Horn Book Review

(Younger) In this laugh-a-minute, unbridled demolition derby of an easy reader, Minnie and Moo, the bovine Thelma and Louise, decide to take the farmer's tractor for a joyride. After they kick the tires, turn the key, and say the "magic words" ("YOU CHEESY PIECE OF JUNK! YOU BROKEN-DOWN, NO-GOOD RUSTY BUCKET OF BOLTS!"), the tractor roars into life, and Minnie and Moo wreak havoc all over the farm, crashing into the pigpen, the chicken coop, and finally the duck pond. Cazet uses many types of humor in his brief text-wordplay (as they crash into the pigpen: '"Duck,' Minnie shouted. A pig whizzed by. 'That was no duck,' shouted Moo"), slapstick (obviously), and character-driven humor (when Moo suggests that they could try driving the tractor: '"Oh, Moo, Moo,' said Minnie. 'You have been thinking again'"). In the end, they see the farmer coming and jump back into their pasture. '"Quick,' said Moo. 'Get down!' 'Eat some grass!'" said Minnie. It's pure fun from start to finish, and there's even a nod to Minarik's Little Bear: after the tractor flies into the air and crashes, making a "crater" in the ground, Minnie and Moo decide they must be on the moon. In a companion book, Minnie and Moo Go Dancing, the humor is a little off-slightly distasteful, even-as Minnie and Moo dress up in women's clothing and crash the farmer's party, only to be lusted after by the unsavory DePew brothers and offered hamburgers to eat. But the first title has no such problems; it really puts the pedal to the metal. m.v.p. From HORN BOOK, (c) Copyright 2010. The Horn Book, Inc., a wholly owned subsidiary of Media Source, Inc. No redistribution permitted.

Booklist Review

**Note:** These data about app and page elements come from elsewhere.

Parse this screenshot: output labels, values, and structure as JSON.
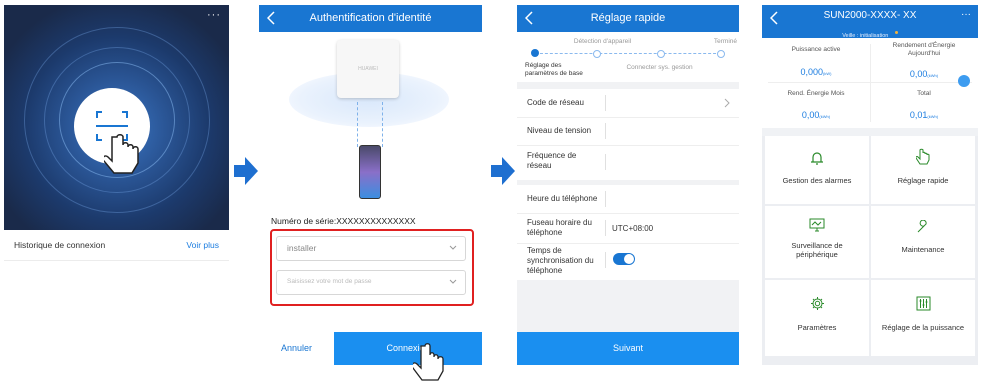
{
  "screen1": {
    "menu_icon": "more-dots-icon",
    "history_label": "Historique de connexion",
    "see_more_label": "Voir plus"
  },
  "screen2": {
    "title": "Authentification d'identité",
    "device_logo": "HUAWEI",
    "serial_label": "Numéro de série:XXXXXXXXXXXXXX",
    "username_value": "installer",
    "password_placeholder": "Saisissez votre mot de passe",
    "cancel_label": "Annuler",
    "login_label": "Connexion"
  },
  "screen3": {
    "title": "Réglage rapide",
    "steps": [
      {
        "label": "Réglage des paramètres de base"
      },
      {
        "label": "Détection d'appareil"
      },
      {
        "label": "Connecter sys. gestion"
      },
      {
        "label": "Terminé"
      }
    ],
    "fields_group1": [
      {
        "label": "Code de réseau",
        "value": ""
      },
      {
        "label": "Niveau de tension",
        "value": ""
      },
      {
        "label": "Fréquence de réseau",
        "value": ""
      }
    ],
    "fields_group2": [
      {
        "label": "Heure du téléphone",
        "value": ""
      },
      {
        "label": "Fuseau horaire du téléphone",
        "value": "UTC+08:00"
      },
      {
        "label": "Temps de synchronisation du téléphone",
        "value": ""
      }
    ],
    "next_label": "Suivant"
  },
  "screen4": {
    "title": "SUN2000-XXXX- XX",
    "status": "Veille : initialisation",
    "stats": [
      {
        "label": "Puissance active",
        "value": "0,000",
        "unit": "(kW)"
      },
      {
        "label": "Rendement d'Énergie Aujourd'hui",
        "value": "0,00",
        "unit": "(kWh)"
      },
      {
        "label": "Rend. Énergie Mois",
        "value": "0,00",
        "unit": "(kWh)"
      },
      {
        "label": "Total",
        "value": "0,01",
        "unit": "(kWh)"
      }
    ],
    "menu": [
      {
        "label": "Gestion des alarmes",
        "icon": "alarm-bell-icon"
      },
      {
        "label": "Réglage rapide",
        "icon": "tap-hand-icon"
      },
      {
        "label": "Surveillance de périphérique",
        "icon": "monitor-icon"
      },
      {
        "label": "Maintenance",
        "icon": "wrench-icon"
      },
      {
        "label": "Paramètres",
        "icon": "gear-icon"
      },
      {
        "label": "Réglage de la puissance",
        "icon": "power-adjust-icon"
      }
    ]
  },
  "colors": {
    "primary": "#1976d2",
    "highlight": "#e02020",
    "dark_bg": "#1a2a4a",
    "value_blue": "#1c7de0"
  }
}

Gr. 1^-2. Minnie and Moo are cows who keep getting ideas. In Moon, Moo decides she'd like to drive the tractor. "Oh, Moo, Moo, have you been thinking again?" Minnie asks. Well, as Moo says, it's only a small think, but it leads to big adventure as the duo get behind the wheel, drive each other crazy, and wind up (they think) on the moon. In Dancing, Moo wishes to dance. So the duo find some prom dresses, wigs, and makeup, and go to a party. Of course, things don't work out quite as expected. They're afraid a platter of hamburgers might be some friends, the Holsteins, and then they see ghosts. Although these are cleverer than most easy readers, kids may not get every humorous aside. That's okay because there is enough pure silliness to keep them giggling. Cazet knows how to milk the humor in his terrific artwork, too. Moo and Minnie dressed in their prom gear will make kids say, "Holy Cow!" --Ilene Cooper